_INFORMATION GIVEN_:
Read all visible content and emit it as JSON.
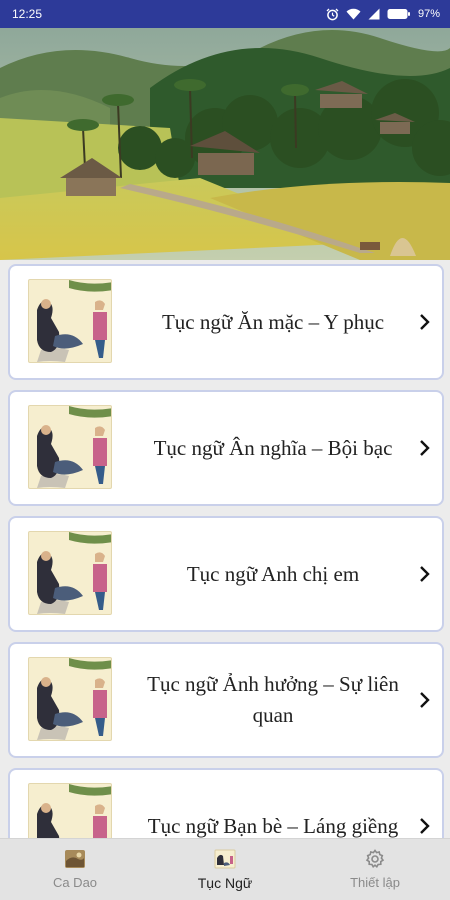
{
  "status_bar": {
    "time": "12:25",
    "battery": "97%"
  },
  "banner": {
    "image": "rural-landscape"
  },
  "items": [
    {
      "label": "Tục ngữ Ăn mặc – Y phục",
      "thumb": "old-woman-thumbnail"
    },
    {
      "label": "Tục ngữ Ân nghĩa – Bội bạc",
      "thumb": "old-woman-thumbnail"
    },
    {
      "label": "Tục ngữ Anh chị em",
      "thumb": "old-woman-thumbnail"
    },
    {
      "label": "Tục ngữ Ảnh hưởng – Sự liên quan",
      "thumb": "old-woman-thumbnail"
    },
    {
      "label": "Tục ngữ Bạn bè – Láng giềng",
      "thumb": "old-woman-thumbnail"
    }
  ],
  "bottom_nav": {
    "tabs": [
      {
        "label": "Ca Dao",
        "icon": "ca-dao-icon",
        "active": false
      },
      {
        "label": "Tục Ngữ",
        "icon": "tuc-ngu-icon",
        "active": true
      },
      {
        "label": "Thiết lập",
        "icon": "settings-gear-icon",
        "active": false
      }
    ]
  },
  "colors": {
    "status_bar": "#2d3a99",
    "card_border": "#c9d0ea",
    "background": "#ececec",
    "nav_background": "#e3e3e3"
  }
}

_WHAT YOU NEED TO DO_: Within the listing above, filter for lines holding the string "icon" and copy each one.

_SOLUTION TO THIS PROBLEM_:
        "icon": "ca-dao-icon",
        "icon": "tuc-ngu-icon",
        "icon": "settings-gear-icon",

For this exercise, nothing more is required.